On 27 May 2012 the HM Revenue & Customs officers detected over 4.5 kg of cocaine hidden in a Dutch-registered truck at Harwich docks. The driver was released on bail and, despite a European Arrest Warrant, has not been located. The vehicle was seized under the Customs & Excise Management Act 1979 and detained by them for over 18 months despite repeated requests for its return by the vehicle’s owner, Dutch hauliers Freightlink Europe bv. Throughout, Customs agreed that the owners were entirely innocent; in the circumstances they could not have known about the driver’s unlawful drugs importation. However, Customs also maintained that, because the vehicle had been used for unlawful purposes, they were entitled to seize and retain it.
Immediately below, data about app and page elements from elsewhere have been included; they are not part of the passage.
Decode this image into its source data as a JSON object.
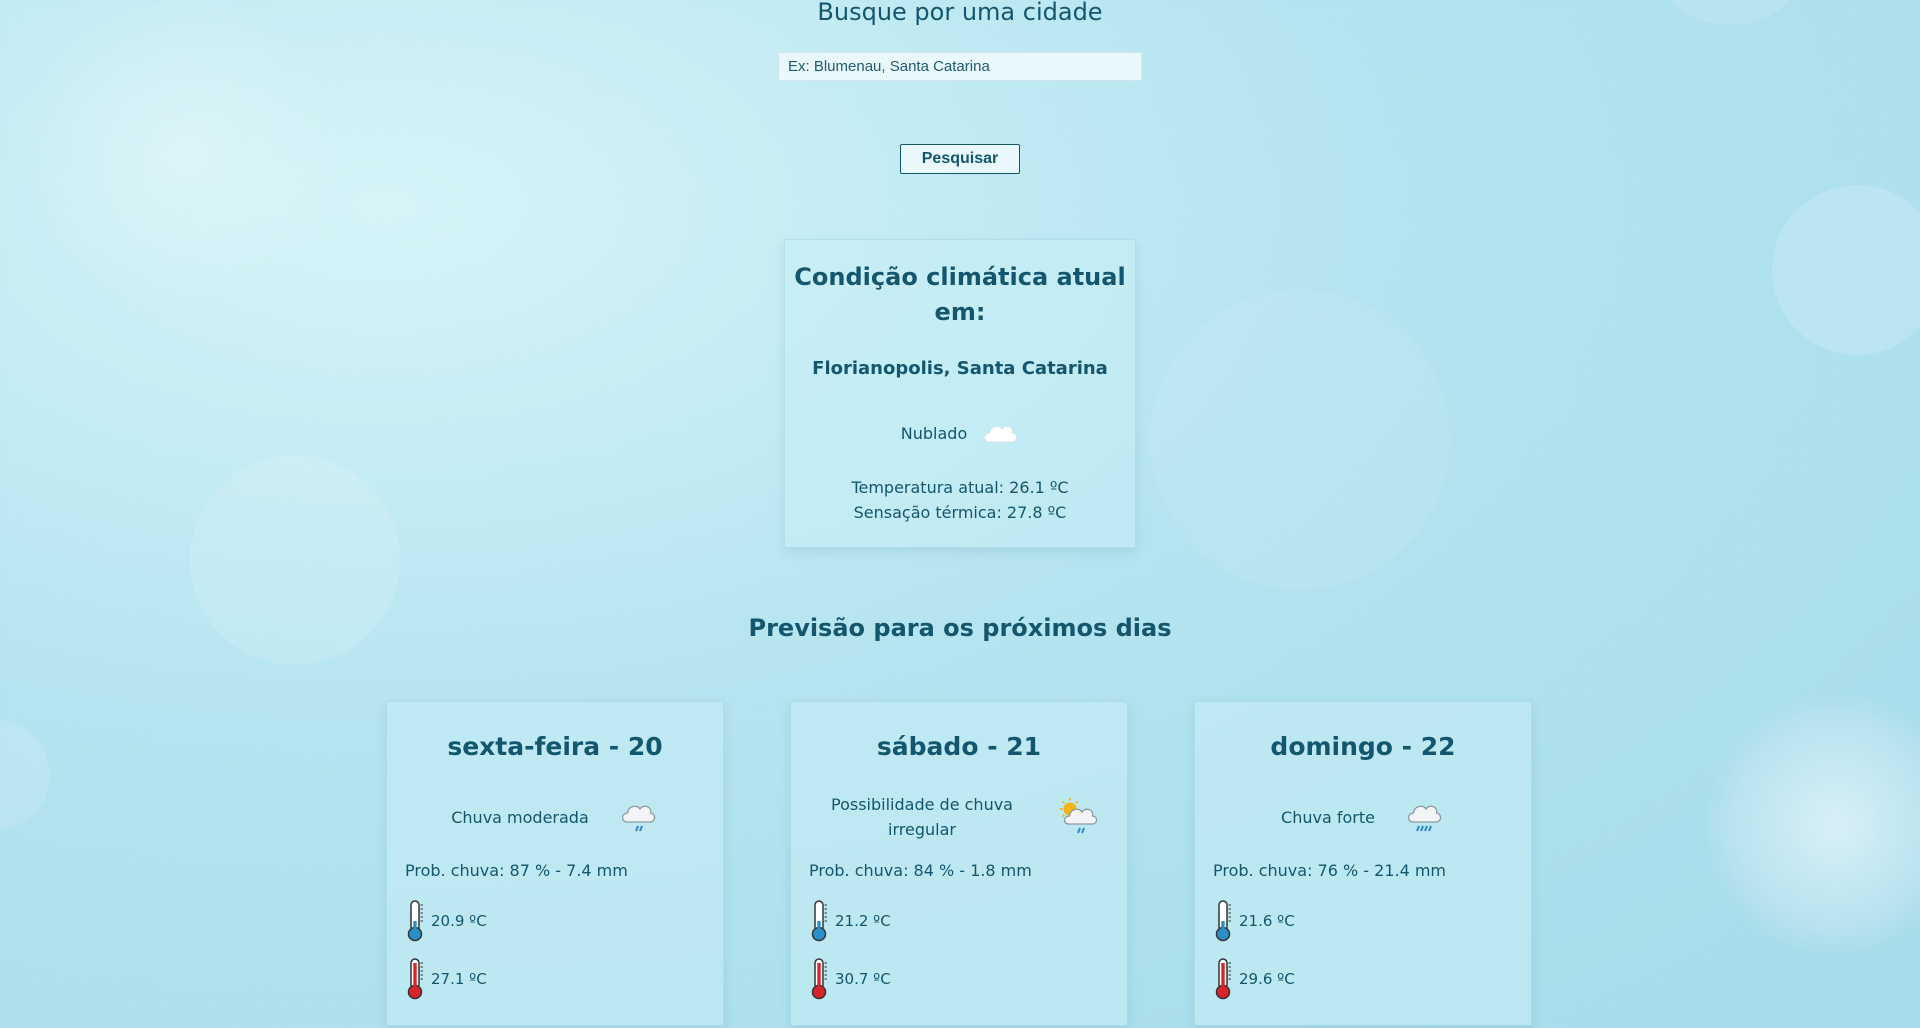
{
  "search": {
    "title": "Busque por uma cidade",
    "placeholder": "Ex: Blumenau, Santa Catarina",
    "button_label": "Pesquisar"
  },
  "current": {
    "title_line1": "Condição climática atual",
    "title_line2": "em:",
    "location": "Florianopolis, Santa Catarina",
    "condition": "Nublado",
    "condition_icon": "cloud-icon",
    "temperature": "Temperatura atual: 26.1 ºC",
    "feels_like": "Sensação térmica: 27.8 ºC"
  },
  "forecast": {
    "title": "Previsão para os próximos dias",
    "days": [
      {
        "title": "sexta-feira - 20",
        "condition": "Chuva moderada",
        "condition_icon": "rain-cloud-icon",
        "rain": "Prob. chuva: 87 % - 7.4 mm",
        "min": "20.9 ºC",
        "max": "27.1 ºC"
      },
      {
        "title": "sábado - 21",
        "condition": "Possibilidade de chuva irregular",
        "condition_icon": "sun-rain-cloud-icon",
        "rain": "Prob. chuva: 84 % - 1.8 mm",
        "min": "21.2 ºC",
        "max": "30.7 ºC"
      },
      {
        "title": "domingo - 22",
        "condition": "Chuva forte",
        "condition_icon": "heavy-rain-cloud-icon",
        "rain": "Prob. chuva: 76 % - 21.4 mm",
        "min": "21.6 ºC",
        "max": "29.6 ºC"
      }
    ]
  },
  "colors": {
    "text": "#13566e",
    "thermometer_cold": "#2a8fc9",
    "thermometer_hot": "#d6262b",
    "rain_drops": "#2e86c9",
    "sun": "#f2b515"
  }
}
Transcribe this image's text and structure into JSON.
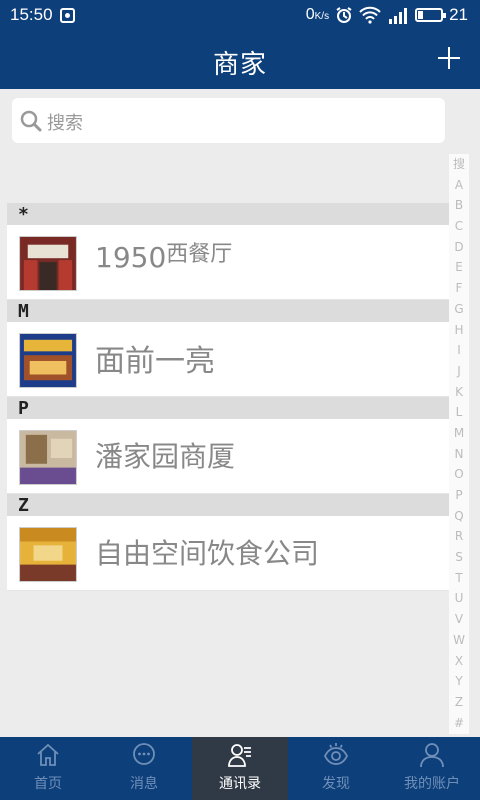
{
  "status_bar": {
    "time": "15:50",
    "speed": "0",
    "speed_unit": "K/s",
    "battery": "21"
  },
  "header": {
    "title": "商家"
  },
  "search": {
    "placeholder": "搜索"
  },
  "sections": [
    {
      "letter": "*",
      "items": [
        {
          "name": "1950",
          "name_suffix": "西餐厅"
        }
      ]
    },
    {
      "letter": "M",
      "items": [
        {
          "name": "面前一亮"
        }
      ]
    },
    {
      "letter": "P",
      "items": [
        {
          "name": "潘家园商厦"
        }
      ]
    },
    {
      "letter": "Z",
      "items": [
        {
          "name": "自由空间饮食公司"
        }
      ]
    }
  ],
  "index_letters": [
    "搜",
    "A",
    "B",
    "C",
    "D",
    "E",
    "F",
    "G",
    "H",
    "I",
    "J",
    "K",
    "L",
    "M",
    "N",
    "O",
    "P",
    "Q",
    "R",
    "S",
    "T",
    "U",
    "V",
    "W",
    "X",
    "Y",
    "Z",
    "#"
  ],
  "tabs": [
    {
      "label": "首页",
      "icon": "home-icon"
    },
    {
      "label": "消息",
      "icon": "message-icon"
    },
    {
      "label": "通讯录",
      "icon": "contacts-icon",
      "active": true
    },
    {
      "label": "发现",
      "icon": "eye-icon"
    },
    {
      "label": "我的账户",
      "icon": "user-icon"
    }
  ],
  "colors": {
    "bar": "#0d3f7a",
    "active_tab": "#303a47",
    "background": "#ececec"
  }
}
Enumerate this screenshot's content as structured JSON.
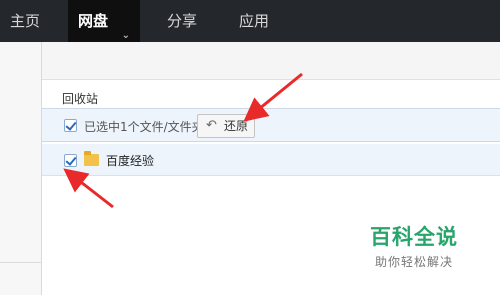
{
  "nav": {
    "items": [
      {
        "label": "主页"
      },
      {
        "label": "网盘"
      },
      {
        "label": "分享"
      },
      {
        "label": "应用"
      }
    ]
  },
  "main": {
    "breadcrumb": "回收站",
    "selection_text": "已选中1个文件/文件夹",
    "restore_label": "还原",
    "files": [
      {
        "name": "百度经验"
      }
    ]
  },
  "watermark": {
    "title": "百科全说",
    "subtitle": "助你轻松解决"
  },
  "colors": {
    "nav_bg": "#24272b",
    "selection_bg": "#edf4fc",
    "annotation_arrow": "#e82a2a",
    "watermark_green": "#27a56b"
  }
}
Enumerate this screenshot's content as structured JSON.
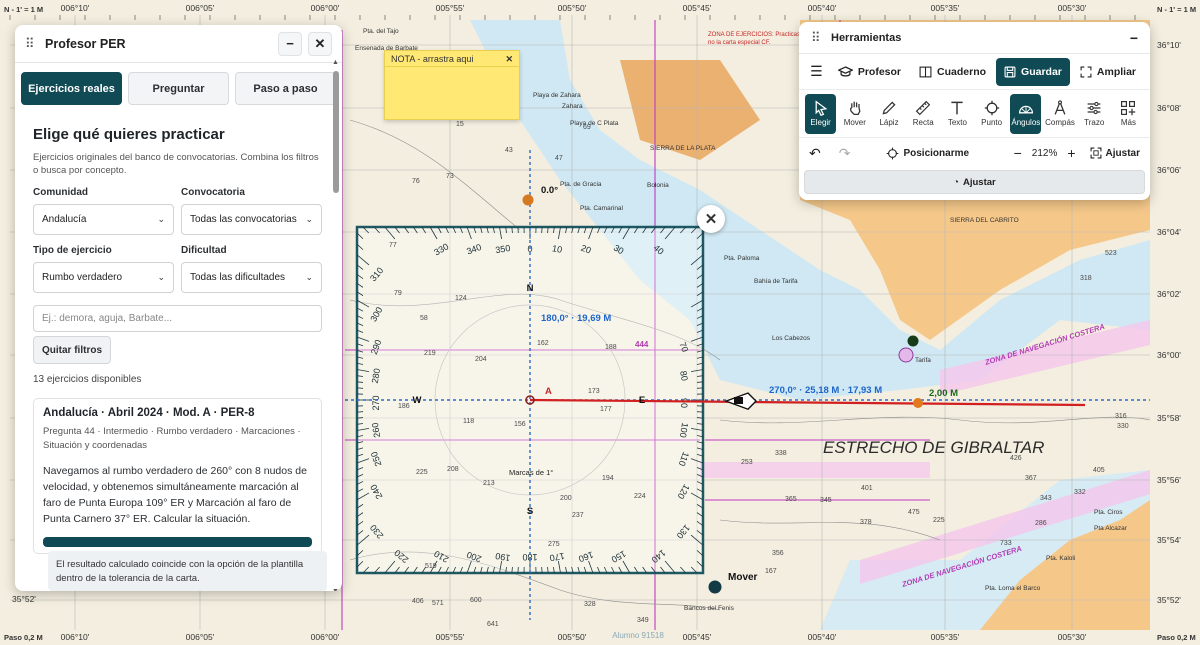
{
  "left_panel": {
    "title": "Profesor PER",
    "minimize": "−",
    "close": "✕",
    "tabs": [
      "Ejercicios reales",
      "Preguntar",
      "Paso a paso"
    ],
    "heading": "Elige qué quieres practicar",
    "description": "Ejercicios originales del banco de convocatorias. Combina los filtros o busca por concepto.",
    "filters": {
      "community_label": "Comunidad",
      "community_value": "Andalucía",
      "call_label": "Convocatoria",
      "call_value": "Todas las convocatorias",
      "type_label": "Tipo de ejercicio",
      "type_value": "Rumbo verdadero",
      "difficulty_label": "Dificultad",
      "difficulty_value": "Todas las dificultades",
      "search_placeholder": "Ej.: demora, aguja, Barbate...",
      "clear_label": "Quitar filtros"
    },
    "count": "13 ejercicios disponibles",
    "card": {
      "title": "Andalucía · Abril 2024 · Mod. A · PER-8",
      "meta": "Pregunta 44 · Intermedio · Rumbo verdadero · Marcaciones · Situación y coordenadas",
      "text": "Navegamos al rumbo verdadero de 260° con 8 nudos de velocidad, y obtenemos simultáneamente marcación al faro de Punta Europa 109° ER y Marcación al faro de Punta Carnero 37° ER. Calcular la situación."
    },
    "toast": "El resultado calculado coincide con la opción de la plantilla dentro de la tolerancia de la carta."
  },
  "note": {
    "title": "NOTA - arrastra aqui",
    "close": "✕"
  },
  "tools_panel": {
    "title": "Herramientas",
    "minimize": "−",
    "modes": [
      {
        "label": "Profesor",
        "icon": "graduation-cap-icon"
      },
      {
        "label": "Cuaderno",
        "icon": "book-icon"
      },
      {
        "label": "Guardar",
        "icon": "save-icon"
      },
      {
        "label": "Ampliar",
        "icon": "expand-icon"
      }
    ],
    "tools": [
      "Elegir",
      "Mover",
      "Lápiz",
      "Recta",
      "Texto",
      "Punto",
      "Ángulos",
      "Compás",
      "Trazo",
      "Más"
    ],
    "locate_label": "Posicionarme",
    "zoom": "212%",
    "fit_label": "Ajustar",
    "adjust_button": "Ajustar"
  },
  "chart": {
    "top_left": "N - 1' = 1 M",
    "top_right": "N - 1' = 1 M",
    "bottom_left": "Paso 0,2 M",
    "bottom_right": "Paso 0,2 M",
    "lon_labels": [
      "006°10'",
      "006°05'",
      "006°00'",
      "005°55'",
      "005°50'",
      "005°45'",
      "005°40'",
      "005°35'",
      "005°30'"
    ],
    "lat_right": [
      "36°10'",
      "36°08'",
      "36°06'",
      "36°04'",
      "36°02'",
      "36°00'",
      "35°58'",
      "35°56'",
      "35°54'",
      "35°52'"
    ],
    "lat_left": [
      "35°52'"
    ],
    "watermark": "Alumno 91518",
    "strait": "ESTRECHO DE GIBRALTAR",
    "zone_nav": "ZONA DE NAVEGACIÓN COSTERA",
    "exercise_zone": "ZONA DE EJERCICIOS: Practicas las",
    "exercise_zone2": "no la carta especial CF.",
    "bearing_label": "180,0° · 19,69 M",
    "course_label": "270,0° · 25,18 M · 17,93 M",
    "distance_label": "2,00 M",
    "zero_label": "0.0°",
    "point_a": "A",
    "protractor_n": "N",
    "protractor_s": "S",
    "protractor_e": "E",
    "protractor_w": "W",
    "marks_label": "Marcas de 1°",
    "mover_label": "Mover",
    "value_444": "444",
    "place_names": [
      "Pta. del Tajo",
      "Ensenada de Barbate",
      "Barbate",
      "Playa de Zahara",
      "Zahara",
      "Playa de C Plata",
      "SIERRA DE LA PLATA",
      "Pta. de Gracia",
      "Bolonia",
      "Pta. Camarinal",
      "Pta. Paloma",
      "Bahía de Tarifa",
      "Los Cabezos",
      "Tarifa",
      "SIERRA DEL CABRITO",
      "Pta. Ciros",
      "Pta. Kaloli",
      "Pta. Loma el Barco",
      "Bancos del Fenis",
      "Pta Alcazar"
    ],
    "tick_labels": [
      "330",
      "340",
      "350",
      "0",
      "10",
      "20",
      "30",
      "40",
      "310",
      "300",
      "290",
      "280",
      "270",
      "260",
      "250",
      "240",
      "230",
      "70",
      "80",
      "90",
      "100",
      "110",
      "120",
      "130",
      "200",
      "190",
      "180",
      "170",
      "160",
      "150",
      "140",
      "210",
      "220"
    ],
    "soundings": [
      "76",
      "73",
      "15",
      "43",
      "47",
      "69",
      "77",
      "79",
      "58",
      "124",
      "162",
      "188",
      "219",
      "204",
      "186",
      "156",
      "173",
      "177",
      "118",
      "225",
      "208",
      "194",
      "213",
      "224",
      "338",
      "253",
      "345",
      "365",
      "401",
      "475",
      "378",
      "405",
      "316",
      "330",
      "332",
      "426",
      "367",
      "343",
      "356",
      "167",
      "200",
      "237",
      "275",
      "328",
      "349",
      "406",
      "519",
      "571",
      "600",
      "641",
      "733",
      "286",
      "523",
      "318",
      "225"
    ]
  }
}
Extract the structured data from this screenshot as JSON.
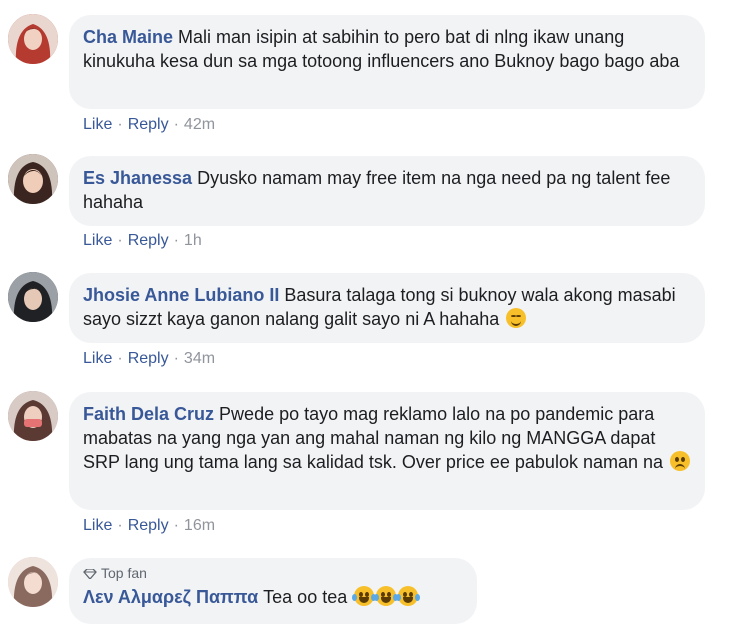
{
  "comments": [
    {
      "name": "Cha Maine",
      "text": "Mali man isipin at sabihin to pero bat di nlng ikaw unang kinukuha kesa dun sa mga totoong influencers ano Buknoy bago bago aba",
      "like": "Like",
      "reply": "Reply",
      "time": "42m",
      "avatar_color": "#c9443a"
    },
    {
      "name": "Es Jhanessa",
      "text": "Dyusko namam may free item na nga need pa ng talent fee hahaha",
      "like": "Like",
      "reply": "Reply",
      "time": "1h",
      "avatar_color": "#6b3b2e"
    },
    {
      "name": "Jhosie Anne Lubiano II",
      "text": "Basura talaga tong si buknoy wala akong masabi sayo sizzt kaya ganon nalang galit sayo ni A hahaha",
      "like": "Like",
      "reply": "Reply",
      "time": "34m",
      "avatar_color": "#3b3f44",
      "emoji": "smirk-face-icon"
    },
    {
      "name": "Faith Dela Cruz",
      "text": "Pwede po tayo mag reklamo lalo na po pandemic para mabatas na yang nga yan ang mahal naman ng kilo ng MANGGA dapat SRP lang ung tama lang sa kalidad tsk. Over price ee pabulok naman na",
      "like": "Like",
      "reply": "Reply",
      "time": "16m",
      "avatar_color": "#a7746a",
      "emoji": "sad-face-icon"
    },
    {
      "badge": "Top fan",
      "name": "Λεν Αλμαρεζ Παππα",
      "text": "Tea oo tea",
      "avatar_color": "#d9b9b0",
      "emoji": "laughing-tears-icon"
    }
  ],
  "separator": "·"
}
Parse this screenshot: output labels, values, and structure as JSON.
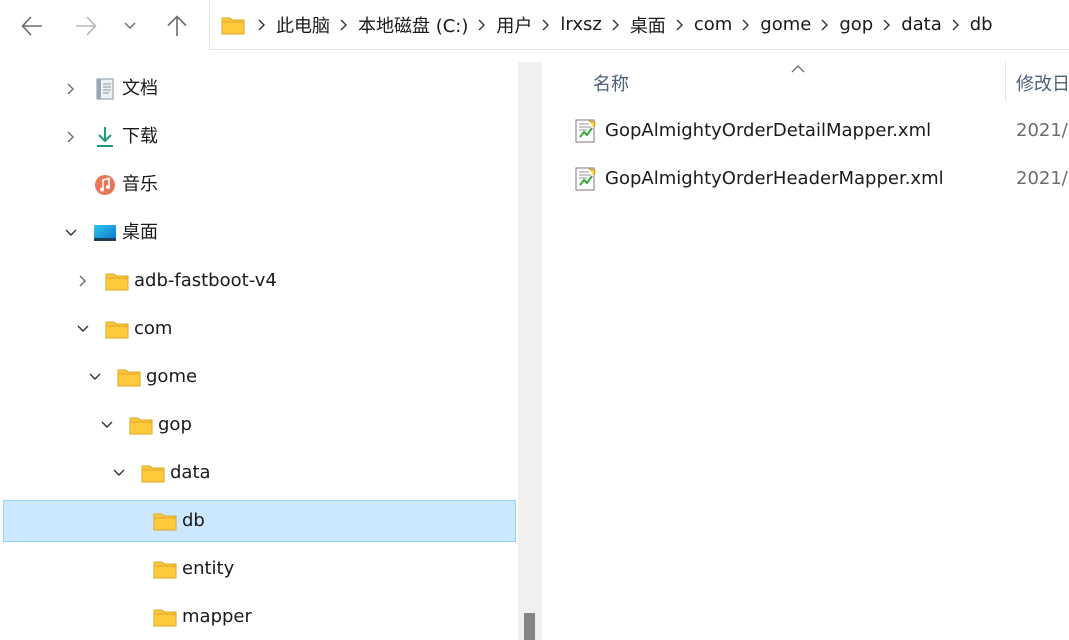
{
  "toolbar": {
    "back_icon": "arrow-left-icon",
    "forward_icon": "arrow-right-icon",
    "recent_icon": "chevron-down-icon",
    "up_icon": "arrow-up-icon"
  },
  "address_bar": {
    "crumbs": [
      "此电脑",
      "本地磁盘 (C:)",
      "用户",
      "lrxsz",
      "桌面",
      "com",
      "gome",
      "gop",
      "data",
      "db"
    ]
  },
  "tree": {
    "items": [
      {
        "label": "文档",
        "icon": "document-icon",
        "expanded": false
      },
      {
        "label": "下载",
        "icon": "download-icon",
        "expanded": false
      },
      {
        "label": "音乐",
        "icon": "music-icon",
        "expanded": null
      },
      {
        "label": "桌面",
        "icon": "desktop-icon",
        "expanded": true
      },
      {
        "label": "adb-fastboot-v4",
        "icon": "folder-icon",
        "expanded": false
      },
      {
        "label": "com",
        "icon": "folder-icon",
        "expanded": true
      },
      {
        "label": "gome",
        "icon": "folder-icon",
        "expanded": true
      },
      {
        "label": "gop",
        "icon": "folder-icon",
        "expanded": true
      },
      {
        "label": "data",
        "icon": "folder-icon",
        "expanded": true
      },
      {
        "label": "db",
        "icon": "folder-icon",
        "expanded": null,
        "selected": true
      },
      {
        "label": "entity",
        "icon": "folder-icon",
        "expanded": null
      },
      {
        "label": "mapper",
        "icon": "folder-icon",
        "expanded": null
      }
    ]
  },
  "file_list": {
    "columns": {
      "name": "名称",
      "date": "修改日"
    },
    "files": [
      {
        "name": "GopAlmightyOrderDetailMapper.xml",
        "date": "2021/",
        "icon": "xml-file-icon"
      },
      {
        "name": "GopAlmightyOrderHeaderMapper.xml",
        "date": "2021/",
        "icon": "xml-file-icon"
      }
    ]
  },
  "colors": {
    "selection_bg": "#cce8ff",
    "selection_border": "#99d1ff",
    "folder_yellow": "#ffcb3d",
    "header_text": "#4c607a"
  }
}
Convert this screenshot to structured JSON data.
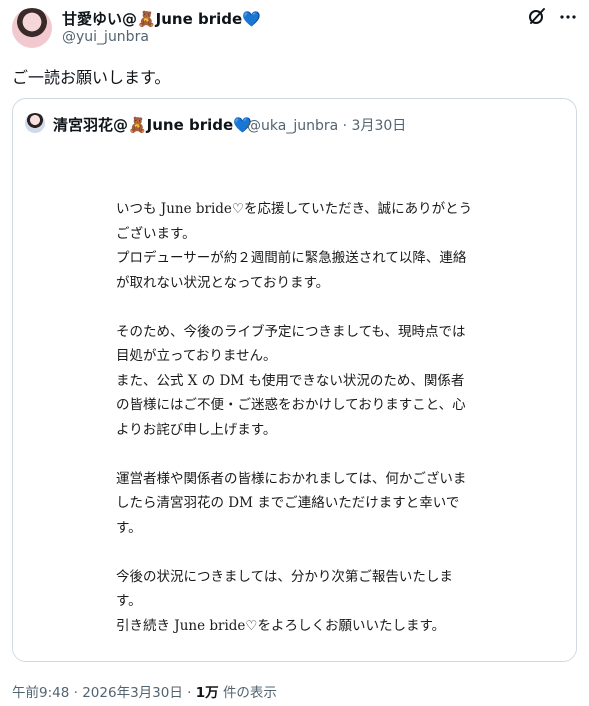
{
  "post": {
    "author_name": "甘愛ゆい@🧸June bride💙",
    "author_handle": "@yui_junbra",
    "text": "ご一読お願いします。"
  },
  "quoted_post": {
    "author_name": "清宮羽花@🧸June bride💙",
    "author_handle": "@uka_junbra",
    "separator": "·",
    "date": "3月30日",
    "letter_lines": [
      "いつも June bride♡を応援していただき、誠にありがとう",
      "ございます。",
      "プロデューサーが約２週間前に緊急搬送されて以降、連絡",
      "が取れない状況となっております。",
      "",
      "そのため、今後のライブ予定につきましても、現時点では",
      "目処が立っておりません。",
      "また、公式 X の DM も使用できない状況のため、関係者",
      "の皆様にはご不便・ご迷惑をおかけしておりますこと、心",
      "よりお詫び申し上げます。",
      "",
      "運営者様や関係者の皆様におかれましては、何かございま",
      "したら清宮羽花の DM までご連絡いただけますと幸いで",
      "す。",
      "",
      "今後の状況につきましては、分かり次第ご報告いたしま",
      "す。",
      "引き続き June bride♡をよろしくお願いいたします。"
    ]
  },
  "footer": {
    "time": "午前9:48",
    "separator": "·",
    "date": "2026年3月30日",
    "views_count": "1万",
    "views_label": "件の表示"
  },
  "icons": {
    "grok": "grok-icon",
    "more": "more-options-icon"
  }
}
Simon Clarke of Cartwright King Solicitors issued proceedings for the return of the truck, asserting that the continued detention of the vehicle amounted to a breach of Article 1, Protocol 1 of the European Convention on Human Rights (unreasonable interference with the owner’s right to the peaceful enjoyment of his property). That argument was accepted by the court and the vehicle was ordered to be unconditionally returned to Freightlink. The Home Office appealed against this decision to the Crown Court. That appeal was heard recently and again Simon Clarke represented Freightlink and again the court found in their favour – the vehicle was again ordered to be returned unconditionally and the Home Office was ordered to pay Freightlink’s costs for the entire case.